Commissioner allays shake-up fears

Cleveland's police and crime commissioner Barry Coppinger pictured at Hartlepool Civic Centre.
Cleveland's police and crime commissioner Barry Coppinger pictured at Hartlepool Civic Centre.

A CRIME chief has pledged that policing levels in Hartlepool will not be affected as part of a force shake-up.

Cleveland’s Police and Crime Commissioner Barry Coppinger attended a meeting of Hartlepool Borough Council’s scrutiny co-ordinating committee and told councillors how he was committed to retaining services and neighbourhood policing teams throughout the town.

He reiterated that Hartlepool would not be merged with Stockton as part of the re-structure, and he said financial cuts had been made through a “managed reduction” of officers who have served 30 years, and from senior and middle-management positions.
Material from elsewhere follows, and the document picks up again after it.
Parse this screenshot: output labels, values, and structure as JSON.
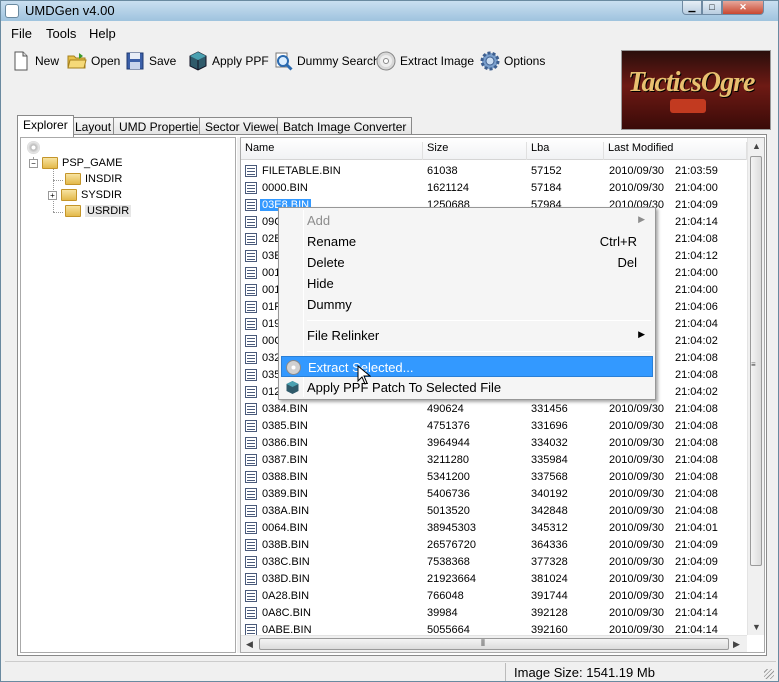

Mr Coppinger said the force overhaul was due to economic circumstances and the fact that Cleveland “traditionally gets a raw deal in terms of funding” from the Government.

He told the meeting at the Civic Centre chambers in Victoria Road yesterday: “There are no plans to merge Hartlepool and Stockton. The chief constable is undertaking a review of the force re-structure and at the heart of it is the retention of Neighbourhood Policing teams across the Cleveland area and facilities that you have in Hartlepool in terms of police.

“From a Hartlepool resident’s point of view there should be no apparent difference in terms of service here from Cleveland Police.

“The re-structuring is obviously because of the economic circumstances we are in, but it’s about achieving savings in middle and senior management, not frontline services.

“No matter what the re-structure is, it won’t effect levels of police you currently enjoy in Hartlepool.

“There might be slight alterations in terms of deployment of officers, but there’s a commitment to retain neighbourhood policing teams in every ward, so that should remain.

“There’s a commitment to retain them in Hartlepool and in the other three districts.”

He added: “We have to look at the history of the way Cleveland has been treated. It’s an urban metropolitan area, but is treated as a shire county.

“Traditionally we’ve had a raw deal in terms of funding and we’ve never had the levels of funding we should have had. We could do so much more if we had more resources.

“However, in February 2013 we currently have record levels of crime reduction, high levels of public confidence, but with very limited resources.

“The restructuring changes are being driven for reasons of economy but it’s also about effectiveness and the proposals that the Chief Constable Jacqui Cheer has drawn up should not impact on front line policing in Hartlepool.”

Mr Coppinger , who has been to Hartlepool 12 times since he was elected in November last year, has also praised the work of a town group set up to support asylum seekers and refugees in Hartlepool.

The Asylum Seekers and Refugees Group group, which operates from St Joseph’s Church Hall, in Hutton Avenue, was set up about three years ago and currently supports around 38 families, mainly from Asian and African countries such as Sri Lanka, Pakistan, Bangladesh, Nigeria, Malawi and Zimbabwe.

Mr Coppinger paid a visit to the organisation which holds drop-in sessions every Monday from 11.30am until 2pm in St Joseph’s Church Hall in Hutton Avenue.